Our much-loved family pet died last night.
She had seen 14 summers, a pretty good innings for a dog, but of course, the longer she lived, the more the attachment grew, so she will be missed.
She was a birthday present for our youngest daughter, then aged eight, who chose her from a litter of pups in a pet shop because she was the ugliest.
My daughter’s eight-year old reasoning went something like this – “She’s so ugly – no one will buy her, so I will rescue her from being abandoned”.
My daughter called her the first name that popped into her head – Janet.
Raised eyebrows at the name choice cut no ice. Her dog – her naming rights.
Janet was remarkably ugly and eternally confused, but she loved everyone, with the possible exception of our recently acquired adolescent Heeler who tried, always unsuccessfully, to play with her.
The Heeler was three times her size, and a fraction of her age, so it didn’t work.

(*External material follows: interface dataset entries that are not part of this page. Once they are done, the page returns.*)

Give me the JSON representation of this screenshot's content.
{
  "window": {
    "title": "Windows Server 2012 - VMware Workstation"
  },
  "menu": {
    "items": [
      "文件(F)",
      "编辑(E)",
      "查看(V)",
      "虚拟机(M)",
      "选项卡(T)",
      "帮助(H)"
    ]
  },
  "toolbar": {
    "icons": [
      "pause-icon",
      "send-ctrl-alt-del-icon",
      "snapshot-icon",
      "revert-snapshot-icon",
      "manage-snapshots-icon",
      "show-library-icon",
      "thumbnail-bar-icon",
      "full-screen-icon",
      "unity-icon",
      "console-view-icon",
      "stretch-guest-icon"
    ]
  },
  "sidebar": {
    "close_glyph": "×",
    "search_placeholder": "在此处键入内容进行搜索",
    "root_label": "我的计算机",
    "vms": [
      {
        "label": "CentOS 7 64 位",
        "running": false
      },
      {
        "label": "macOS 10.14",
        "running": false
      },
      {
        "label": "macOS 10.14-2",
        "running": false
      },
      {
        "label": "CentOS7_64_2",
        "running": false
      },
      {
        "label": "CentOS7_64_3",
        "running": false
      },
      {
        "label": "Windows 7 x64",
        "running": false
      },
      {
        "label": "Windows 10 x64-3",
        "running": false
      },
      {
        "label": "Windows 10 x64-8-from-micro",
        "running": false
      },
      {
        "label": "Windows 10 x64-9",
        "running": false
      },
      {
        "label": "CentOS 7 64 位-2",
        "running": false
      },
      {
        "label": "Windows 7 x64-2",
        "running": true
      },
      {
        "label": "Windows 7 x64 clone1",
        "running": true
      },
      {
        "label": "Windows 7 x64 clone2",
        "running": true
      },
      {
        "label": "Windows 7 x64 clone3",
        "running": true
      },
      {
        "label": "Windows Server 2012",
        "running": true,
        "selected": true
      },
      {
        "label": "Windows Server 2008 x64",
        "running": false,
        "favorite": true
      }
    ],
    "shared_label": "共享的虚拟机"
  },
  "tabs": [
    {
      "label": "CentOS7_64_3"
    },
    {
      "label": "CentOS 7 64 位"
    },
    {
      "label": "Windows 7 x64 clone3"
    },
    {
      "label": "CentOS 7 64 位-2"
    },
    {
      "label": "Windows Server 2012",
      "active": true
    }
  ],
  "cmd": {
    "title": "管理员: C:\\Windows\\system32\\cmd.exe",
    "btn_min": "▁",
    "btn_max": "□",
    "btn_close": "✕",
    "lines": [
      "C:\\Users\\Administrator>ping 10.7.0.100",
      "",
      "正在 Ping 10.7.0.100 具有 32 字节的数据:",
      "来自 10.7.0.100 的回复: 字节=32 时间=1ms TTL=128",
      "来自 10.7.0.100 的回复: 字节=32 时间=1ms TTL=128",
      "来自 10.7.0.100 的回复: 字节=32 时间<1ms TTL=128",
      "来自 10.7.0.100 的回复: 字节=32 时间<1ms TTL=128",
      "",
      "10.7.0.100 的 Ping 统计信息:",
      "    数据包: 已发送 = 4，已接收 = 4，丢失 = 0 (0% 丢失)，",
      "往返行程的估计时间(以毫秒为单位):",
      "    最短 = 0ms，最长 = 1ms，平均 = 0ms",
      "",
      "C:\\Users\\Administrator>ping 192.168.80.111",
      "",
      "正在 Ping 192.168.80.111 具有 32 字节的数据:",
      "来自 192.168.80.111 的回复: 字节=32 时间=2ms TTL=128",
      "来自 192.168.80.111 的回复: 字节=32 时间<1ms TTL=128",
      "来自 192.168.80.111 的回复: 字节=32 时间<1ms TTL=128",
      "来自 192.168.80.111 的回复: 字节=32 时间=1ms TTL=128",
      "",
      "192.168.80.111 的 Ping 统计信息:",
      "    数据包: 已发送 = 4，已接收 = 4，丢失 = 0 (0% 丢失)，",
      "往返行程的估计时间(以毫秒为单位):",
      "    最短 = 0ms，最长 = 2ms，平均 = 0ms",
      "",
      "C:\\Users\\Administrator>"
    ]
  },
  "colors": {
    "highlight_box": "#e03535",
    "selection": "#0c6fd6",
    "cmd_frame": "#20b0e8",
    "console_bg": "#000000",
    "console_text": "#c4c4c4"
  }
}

Janet became part of the daily routines, running into the backyard barking to chase away any threats when my bride hung out the washing, and racing into the shed to clear out all the bad genies before I commenced my daily wood-splitting in winter.
She would disappear into her doghouse in the laundry as soon as the sun went down, and her reappearance next morning would never happen until the sun was high enough to warm her up.

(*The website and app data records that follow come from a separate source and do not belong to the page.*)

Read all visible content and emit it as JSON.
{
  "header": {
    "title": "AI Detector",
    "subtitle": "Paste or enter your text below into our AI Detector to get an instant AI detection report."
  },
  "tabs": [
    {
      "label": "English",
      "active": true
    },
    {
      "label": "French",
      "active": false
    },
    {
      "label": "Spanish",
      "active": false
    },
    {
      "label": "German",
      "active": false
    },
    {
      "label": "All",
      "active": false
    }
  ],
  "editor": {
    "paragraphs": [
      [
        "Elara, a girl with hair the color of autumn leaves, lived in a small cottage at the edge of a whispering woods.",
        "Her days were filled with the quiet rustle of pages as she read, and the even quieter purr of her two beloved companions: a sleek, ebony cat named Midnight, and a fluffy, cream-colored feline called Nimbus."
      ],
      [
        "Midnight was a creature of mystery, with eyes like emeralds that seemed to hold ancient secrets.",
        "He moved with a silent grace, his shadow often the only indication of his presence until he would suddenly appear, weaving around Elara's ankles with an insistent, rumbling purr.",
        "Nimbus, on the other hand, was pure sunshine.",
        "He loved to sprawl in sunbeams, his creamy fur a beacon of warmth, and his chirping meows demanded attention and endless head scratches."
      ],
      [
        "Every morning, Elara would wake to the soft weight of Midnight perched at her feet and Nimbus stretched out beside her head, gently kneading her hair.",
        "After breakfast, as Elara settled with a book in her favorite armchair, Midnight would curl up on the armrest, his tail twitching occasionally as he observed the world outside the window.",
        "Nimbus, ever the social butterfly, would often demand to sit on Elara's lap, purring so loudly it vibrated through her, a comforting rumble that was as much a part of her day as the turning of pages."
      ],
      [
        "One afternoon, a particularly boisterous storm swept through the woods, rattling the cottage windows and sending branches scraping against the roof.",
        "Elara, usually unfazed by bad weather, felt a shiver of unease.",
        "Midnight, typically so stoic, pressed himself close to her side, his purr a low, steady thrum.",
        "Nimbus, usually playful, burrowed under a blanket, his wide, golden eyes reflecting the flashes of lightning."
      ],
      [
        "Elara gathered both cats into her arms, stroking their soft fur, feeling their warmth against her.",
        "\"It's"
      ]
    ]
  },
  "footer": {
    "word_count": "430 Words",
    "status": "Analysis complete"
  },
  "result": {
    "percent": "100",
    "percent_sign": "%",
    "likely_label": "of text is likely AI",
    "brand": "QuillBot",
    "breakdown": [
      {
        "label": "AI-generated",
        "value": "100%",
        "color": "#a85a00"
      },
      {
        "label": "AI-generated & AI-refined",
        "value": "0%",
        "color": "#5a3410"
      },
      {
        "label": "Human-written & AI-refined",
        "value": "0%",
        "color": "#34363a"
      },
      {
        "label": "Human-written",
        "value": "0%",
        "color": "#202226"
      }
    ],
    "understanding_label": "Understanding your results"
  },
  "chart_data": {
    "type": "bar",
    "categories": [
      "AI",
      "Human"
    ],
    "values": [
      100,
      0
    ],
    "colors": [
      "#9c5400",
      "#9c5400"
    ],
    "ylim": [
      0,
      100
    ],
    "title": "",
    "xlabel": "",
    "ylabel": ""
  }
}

On bleak days she hibernated. She did feel the cold.
She never really understood the weather. She’d stand outside in the rain, getting wet and looking pathetic, despite a plethora of warm sheltered places available outside. Usually, someone would take pity on her and let her into her refuge in the laundry.
She loved walks, but never understood the leash, and when younger and sillier, would almost choke herself. Many attempts to teach her her to heel were unsuccessful, whereas the Heeler learned in a few trials.

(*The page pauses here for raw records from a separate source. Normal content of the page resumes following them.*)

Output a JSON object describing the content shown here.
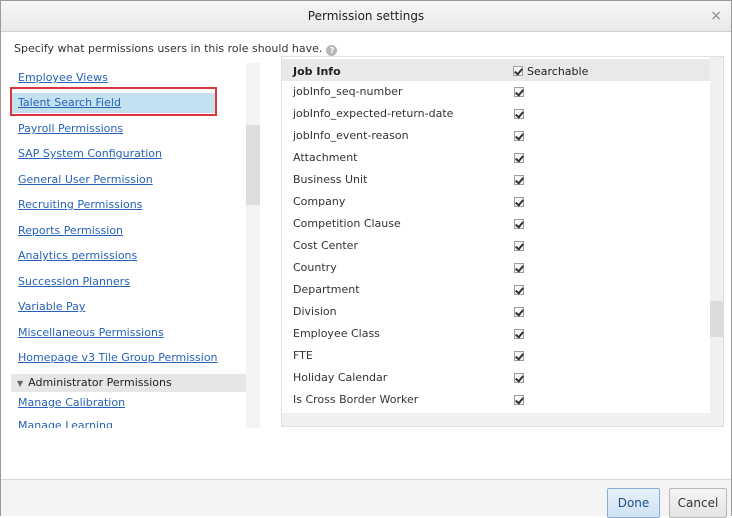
{
  "dialog": {
    "title": "Permission settings",
    "close_glyph": "×",
    "instruction": "Specify what permissions users in this role should have.",
    "help_glyph": "?"
  },
  "left_nav": {
    "items": [
      "Employee Views",
      "Talent Search Field",
      "Payroll Permissions",
      "SAP System Configuration",
      "General User Permission",
      "Recruiting Permissions",
      "Reports Permission",
      "Analytics permissions",
      "Succession Planners",
      "Variable Pay",
      "Miscellaneous Permissions",
      "Homepage v3 Tile Group Permission"
    ],
    "selected": "Talent Search Field",
    "section_header": "Administrator Permissions",
    "section_items": [
      "Manage Calibration",
      "Manage Learning"
    ]
  },
  "fields_table": {
    "header_label": "Job Info",
    "header_check_label": "Searchable",
    "rows": [
      {
        "label": "jobInfo_seq-number",
        "checked": true
      },
      {
        "label": "jobInfo_expected-return-date",
        "checked": true
      },
      {
        "label": "jobInfo_event-reason",
        "checked": true
      },
      {
        "label": "Attachment",
        "checked": true
      },
      {
        "label": "Business Unit",
        "checked": true
      },
      {
        "label": "Company",
        "checked": true
      },
      {
        "label": "Competition Clause",
        "checked": true
      },
      {
        "label": "Cost Center",
        "checked": true
      },
      {
        "label": "Country",
        "checked": true
      },
      {
        "label": "Department",
        "checked": true
      },
      {
        "label": "Division",
        "checked": true
      },
      {
        "label": "Employee Class",
        "checked": true
      },
      {
        "label": "FTE",
        "checked": true
      },
      {
        "label": "Holiday Calendar",
        "checked": true
      },
      {
        "label": "Is Cross Border Worker",
        "checked": true
      }
    ]
  },
  "footer": {
    "done_label": "Done",
    "cancel_label": "Cancel"
  },
  "colors": {
    "link": "#2763b8",
    "selected_row": "#c4e1f0",
    "highlight_border": "#d9363e",
    "done_button": "#cfe1f4"
  }
}
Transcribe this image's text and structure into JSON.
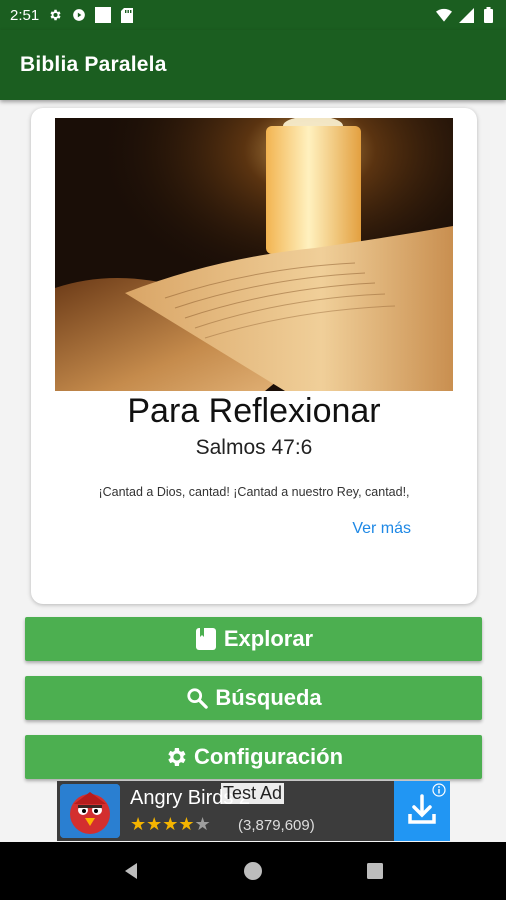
{
  "status_bar": {
    "time": "2:51",
    "icons": [
      "gear-icon",
      "play-protect-icon",
      "square-icon",
      "sd-card-icon",
      "wifi-icon",
      "signal-icon",
      "battery-icon"
    ]
  },
  "app_bar": {
    "title": "Biblia Paralela"
  },
  "devotional": {
    "heading": "Para Reflexionar",
    "reference": "Salmos 47:6",
    "verse": "¡Cantad a Dios, cantad! ¡Cantad a nuestro Rey, cantad!,",
    "more_label": "Ver más"
  },
  "buttons": {
    "explorar": "Explorar",
    "busqueda": "Búsqueda",
    "configuracion": "Configuración"
  },
  "ad": {
    "app_name": "Angry Birds 2",
    "test_label": "Test Ad",
    "rating_stars": "★★★★★",
    "rating_value": 4,
    "reviews": "(3,879,609)"
  },
  "colors": {
    "app_bar": "#1b5e20",
    "button": "#4caf50",
    "link": "#1e88e5"
  }
}
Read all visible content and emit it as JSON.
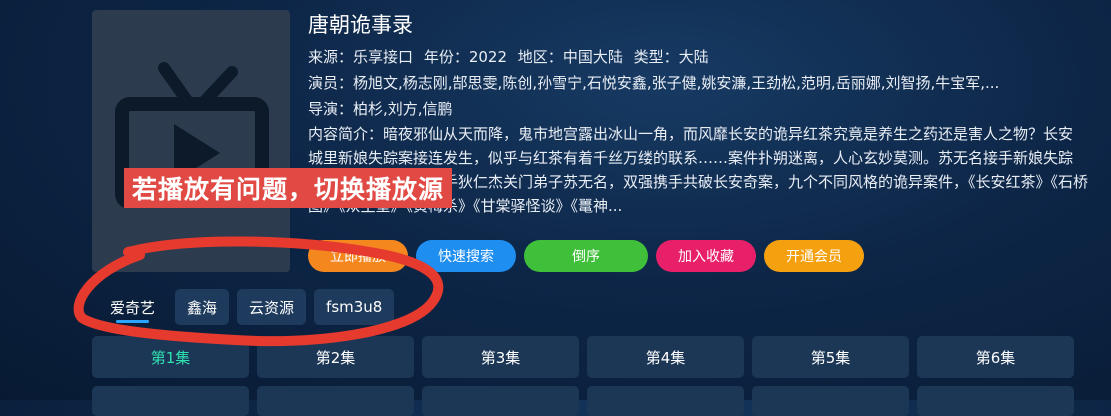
{
  "title": "唐朝诡事录",
  "meta": {
    "source_label": "来源：",
    "source": "乐享接口",
    "year_label": "年份：",
    "year": "2022",
    "region_label": "地区：",
    "region": "中国大陆",
    "type_label": "类型：",
    "type": "大陆"
  },
  "actors_label": "演员：",
  "actors": "杨旭文,杨志刚,郜思雯,陈创,孙雪宁,石悦安鑫,张子健,姚安濂,王劲松,范明,岳丽娜,刘智扬,牛宝军,...",
  "director_label": "导演：",
  "directors": "柏杉,刘方,信鹏",
  "summary_label": "内容简介：",
  "summary": "暗夜邪仙从天而降，鬼市地宫露出冰山一角，而风靡长安的诡异红茶究竟是养生之药还是害人之物？长安城里新娘失踪案接连发生，似乎与红茶有着千丝万缕的联系……案件扑朔迷离，人心玄妙莫测。苏无名接手新娘失踪案，遭遇平生最强对手狄仁杰关门弟子苏无名，双强携手共破长安奇案，九个不同风格的诡异案件，《长安红茶》《石桥图》《众生堂》《黄梅杀》《甘棠驿怪谈》《鼍神...",
  "banner": "若播放有问题，切换播放源",
  "buttons": [
    {
      "label": "立即播放",
      "color": "#f5871f"
    },
    {
      "label": "快速搜索",
      "color": "#1e8ef0"
    },
    {
      "label": "倒序",
      "color": "#3fbf3a"
    },
    {
      "label": "加入收藏",
      "color": "#e8206a"
    },
    {
      "label": "开通会员",
      "color": "#f5a00f"
    }
  ],
  "sources": [
    "爱奇艺",
    "鑫海",
    "云资源",
    "fsm3u8"
  ],
  "episodes": [
    "第1集",
    "第2集",
    "第3集",
    "第4集",
    "第5集",
    "第6集"
  ],
  "colors": {
    "accent": "#2aa5ff",
    "active_episode": "#2fe0b0",
    "annotation": "#e63a2e"
  }
}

She was a gift, and a as it turned out, my daughter made a wise choice 14 years ago.